-- SOURCE DATA follows --
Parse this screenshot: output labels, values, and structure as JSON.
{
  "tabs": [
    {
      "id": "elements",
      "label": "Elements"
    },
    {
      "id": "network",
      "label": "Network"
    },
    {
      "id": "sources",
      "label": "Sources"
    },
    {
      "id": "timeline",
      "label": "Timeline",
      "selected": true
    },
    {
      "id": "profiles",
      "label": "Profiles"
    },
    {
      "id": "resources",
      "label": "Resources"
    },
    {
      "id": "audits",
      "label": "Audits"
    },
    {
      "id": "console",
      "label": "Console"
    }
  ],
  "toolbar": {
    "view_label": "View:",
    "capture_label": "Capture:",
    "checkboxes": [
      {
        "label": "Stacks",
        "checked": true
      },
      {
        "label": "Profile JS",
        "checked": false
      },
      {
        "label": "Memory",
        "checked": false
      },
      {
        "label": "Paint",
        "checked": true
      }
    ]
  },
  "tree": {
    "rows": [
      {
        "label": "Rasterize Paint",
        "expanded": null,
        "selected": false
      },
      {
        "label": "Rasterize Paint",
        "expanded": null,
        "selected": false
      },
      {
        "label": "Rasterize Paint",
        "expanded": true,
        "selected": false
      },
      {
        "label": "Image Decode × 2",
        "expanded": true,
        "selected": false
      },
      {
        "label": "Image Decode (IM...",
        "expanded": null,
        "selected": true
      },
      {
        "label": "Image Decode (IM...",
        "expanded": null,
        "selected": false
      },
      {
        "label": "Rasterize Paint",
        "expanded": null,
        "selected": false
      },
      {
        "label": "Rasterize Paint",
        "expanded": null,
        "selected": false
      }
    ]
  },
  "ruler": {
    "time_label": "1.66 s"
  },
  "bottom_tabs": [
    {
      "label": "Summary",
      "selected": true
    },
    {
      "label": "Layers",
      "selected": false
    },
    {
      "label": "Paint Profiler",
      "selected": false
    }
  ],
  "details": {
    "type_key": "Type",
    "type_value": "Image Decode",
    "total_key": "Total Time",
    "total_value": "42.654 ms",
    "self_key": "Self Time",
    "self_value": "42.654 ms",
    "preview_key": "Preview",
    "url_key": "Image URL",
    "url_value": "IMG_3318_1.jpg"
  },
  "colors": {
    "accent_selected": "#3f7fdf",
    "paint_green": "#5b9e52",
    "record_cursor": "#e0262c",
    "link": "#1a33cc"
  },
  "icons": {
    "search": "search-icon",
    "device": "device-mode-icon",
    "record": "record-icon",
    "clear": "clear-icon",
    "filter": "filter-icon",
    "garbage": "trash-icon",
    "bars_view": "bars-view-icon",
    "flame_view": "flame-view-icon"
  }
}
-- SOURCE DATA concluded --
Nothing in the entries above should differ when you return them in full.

Parse this screenshot: output labels, values, and structure as JSON.
{
  "tabs": [
    {
      "id": "elements",
      "label": "Elements"
    },
    {
      "id": "network",
      "label": "Network"
    },
    {
      "id": "sources",
      "label": "Sources"
    },
    {
      "id": "timeline",
      "label": "Timeline",
      "selected": true
    },
    {
      "id": "profiles",
      "label": "Profiles"
    },
    {
      "id": "resources",
      "label": "Resources"
    },
    {
      "id": "audits",
      "label": "Audits"
    },
    {
      "id": "console",
      "label": "Console"
    }
  ],
  "toolbar": {
    "view_label": "View:",
    "capture_label": "Capture:",
    "checkboxes": [
      {
        "label": "Stacks",
        "checked": true
      },
      {
        "label": "Profile JS",
        "checked": false
      },
      {
        "label": "Memory",
        "checked": false
      },
      {
        "label": "Paint",
        "checked": true
      }
    ]
  },
  "tree": {
    "rows": [
      {
        "label": "Rasterize Paint",
        "expanded": null,
        "selected": false
      },
      {
        "label": "Rasterize Paint",
        "expanded": null,
        "selected": false
      },
      {
        "label": "Rasterize Paint",
        "expanded": true,
        "selected": false
      },
      {
        "label": "Image Decode × 2",
        "expanded": true,
        "selected": false
      },
      {
        "label": "Image Decode (IM...",
        "expanded": null,
        "selected": true
      },
      {
        "label": "Image Decode (IM...",
        "expanded": null,
        "selected": false
      },
      {
        "label": "Rasterize Paint",
        "expanded": null,
        "selected": false
      },
      {
        "label": "Rasterize Paint",
        "expanded": null,
        "selected": false
      }
    ]
  },
  "ruler": {
    "time_label": "1.66 s"
  },
  "bottom_tabs": [
    {
      "label": "Summary",
      "selected": true
    },
    {
      "label": "Layers",
      "selected": false
    },
    {
      "label": "Paint Profiler",
      "selected": false
    }
  ],
  "details": {
    "type_key": "Type",
    "type_value": "Image Decode",
    "total_key": "Total Time",
    "total_value": "42.654 ms",
    "self_key": "Self Time",
    "self_value": "42.654 ms",
    "preview_key": "Preview",
    "url_key": "Image URL",
    "url_value": "IMG_3318_1.jpg"
  },
  "colors": {
    "accent_selected": "#3f7fdf",
    "paint_green": "#5b9e52",
    "record_cursor": "#e0262c",
    "link": "#1a33cc"
  },
  "icons": {
    "search": "search-icon",
    "device": "device-mode-icon",
    "record": "record-icon",
    "clear": "clear-icon",
    "filter": "filter-icon",
    "garbage": "trash-icon",
    "bars_view": "bars-view-icon",
    "flame_view": "flame-view-icon"
  }
}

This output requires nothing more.